======== Entries supplied ========

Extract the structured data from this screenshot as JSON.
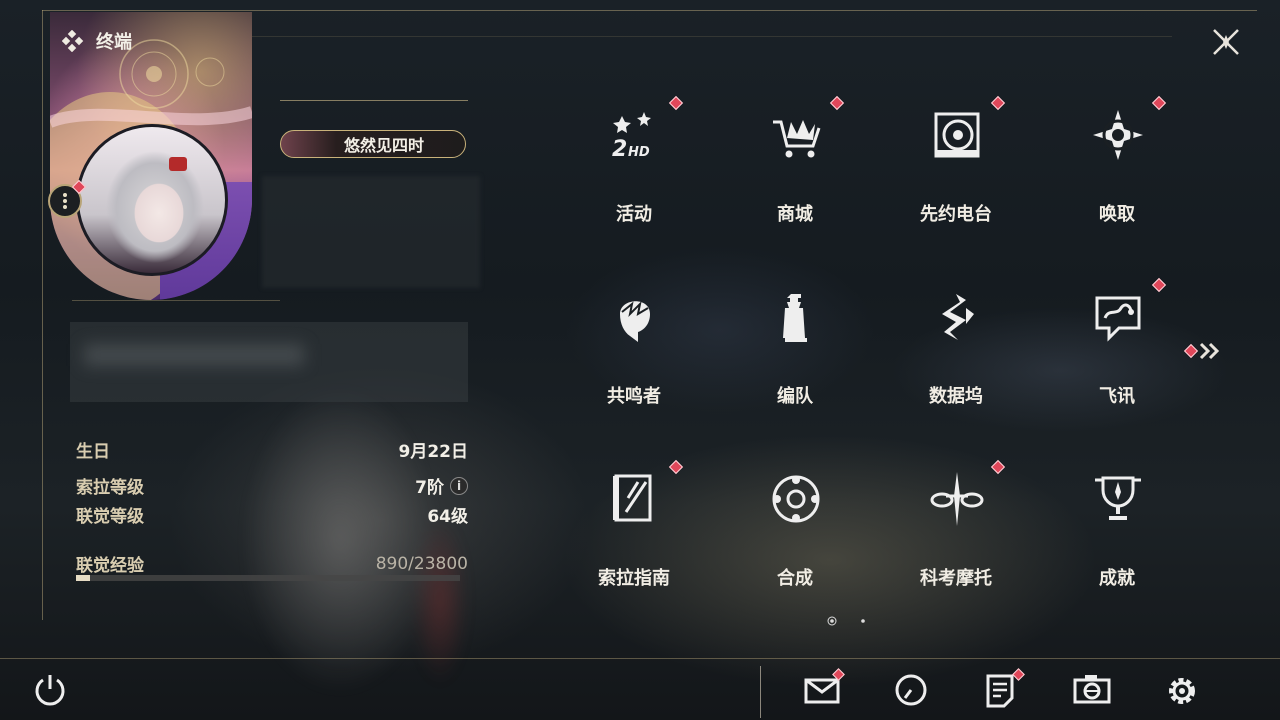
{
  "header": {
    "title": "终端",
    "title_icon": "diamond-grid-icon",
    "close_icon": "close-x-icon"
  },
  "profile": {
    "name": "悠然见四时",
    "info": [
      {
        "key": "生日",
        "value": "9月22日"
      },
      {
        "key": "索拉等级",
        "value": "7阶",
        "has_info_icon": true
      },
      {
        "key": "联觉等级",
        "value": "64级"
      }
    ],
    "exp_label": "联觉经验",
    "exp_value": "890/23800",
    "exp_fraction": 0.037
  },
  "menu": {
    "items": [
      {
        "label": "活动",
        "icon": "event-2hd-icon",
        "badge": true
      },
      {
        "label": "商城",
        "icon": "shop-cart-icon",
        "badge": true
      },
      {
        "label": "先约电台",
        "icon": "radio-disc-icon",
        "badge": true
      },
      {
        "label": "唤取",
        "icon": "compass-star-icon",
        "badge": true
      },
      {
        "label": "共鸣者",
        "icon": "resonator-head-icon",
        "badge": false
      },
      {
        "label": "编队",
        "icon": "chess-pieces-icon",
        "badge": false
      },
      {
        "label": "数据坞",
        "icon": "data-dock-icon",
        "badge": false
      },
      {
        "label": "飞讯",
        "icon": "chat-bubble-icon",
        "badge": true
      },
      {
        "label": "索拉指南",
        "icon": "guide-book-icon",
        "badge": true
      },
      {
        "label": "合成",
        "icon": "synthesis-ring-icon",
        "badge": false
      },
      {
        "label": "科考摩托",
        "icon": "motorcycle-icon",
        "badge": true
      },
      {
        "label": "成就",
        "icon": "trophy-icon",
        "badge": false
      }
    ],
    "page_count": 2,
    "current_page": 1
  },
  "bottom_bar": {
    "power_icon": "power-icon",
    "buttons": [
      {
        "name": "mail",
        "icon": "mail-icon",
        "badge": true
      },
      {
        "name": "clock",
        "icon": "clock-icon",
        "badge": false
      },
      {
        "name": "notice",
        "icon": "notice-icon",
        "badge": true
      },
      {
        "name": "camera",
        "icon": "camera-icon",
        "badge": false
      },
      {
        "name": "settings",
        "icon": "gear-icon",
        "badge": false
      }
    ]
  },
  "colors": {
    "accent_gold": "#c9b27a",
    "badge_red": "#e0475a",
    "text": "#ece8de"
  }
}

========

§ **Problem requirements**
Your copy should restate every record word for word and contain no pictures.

§ **Final answer**
Extract the structured data from this screenshot as JSON.
{
  "header": {
    "title": "终端",
    "title_icon": "diamond-grid-icon",
    "close_icon": "close-x-icon"
  },
  "profile": {
    "name": "悠然见四时",
    "info": [
      {
        "key": "生日",
        "value": "9月22日"
      },
      {
        "key": "索拉等级",
        "value": "7阶",
        "has_info_icon": true
      },
      {
        "key": "联觉等级",
        "value": "64级"
      }
    ],
    "exp_label": "联觉经验",
    "exp_value": "890/23800",
    "exp_fraction": 0.037
  },
  "menu": {
    "items": [
      {
        "label": "活动",
        "icon": "event-2hd-icon",
        "badge": true
      },
      {
        "label": "商城",
        "icon": "shop-cart-icon",
        "badge": true
      },
      {
        "label": "先约电台",
        "icon": "radio-disc-icon",
        "badge": true
      },
      {
        "label": "唤取",
        "icon": "compass-star-icon",
        "badge": true
      },
      {
        "label": "共鸣者",
        "icon": "resonator-head-icon",
        "badge": false
      },
      {
        "label": "编队",
        "icon": "chess-pieces-icon",
        "badge": false
      },
      {
        "label": "数据坞",
        "icon": "data-dock-icon",
        "badge": false
      },
      {
        "label": "飞讯",
        "icon": "chat-bubble-icon",
        "badge": true
      },
      {
        "label": "索拉指南",
        "icon": "guide-book-icon",
        "badge": true
      },
      {
        "label": "合成",
        "icon": "synthesis-ring-icon",
        "badge": false
      },
      {
        "label": "科考摩托",
        "icon": "motorcycle-icon",
        "badge": true
      },
      {
        "label": "成就",
        "icon": "trophy-icon",
        "badge": false
      }
    ],
    "page_count": 2,
    "current_page": 1
  },
  "bottom_bar": {
    "power_icon": "power-icon",
    "buttons": [
      {
        "name": "mail",
        "icon": "mail-icon",
        "badge": true
      },
      {
        "name": "clock",
        "icon": "clock-icon",
        "badge": false
      },
      {
        "name": "notice",
        "icon": "notice-icon",
        "badge": true
      },
      {
        "name": "camera",
        "icon": "camera-icon",
        "badge": false
      },
      {
        "name": "settings",
        "icon": "gear-icon",
        "badge": false
      }
    ]
  },
  "colors": {
    "accent_gold": "#c9b27a",
    "badge_red": "#e0475a",
    "text": "#ece8de"
  }
}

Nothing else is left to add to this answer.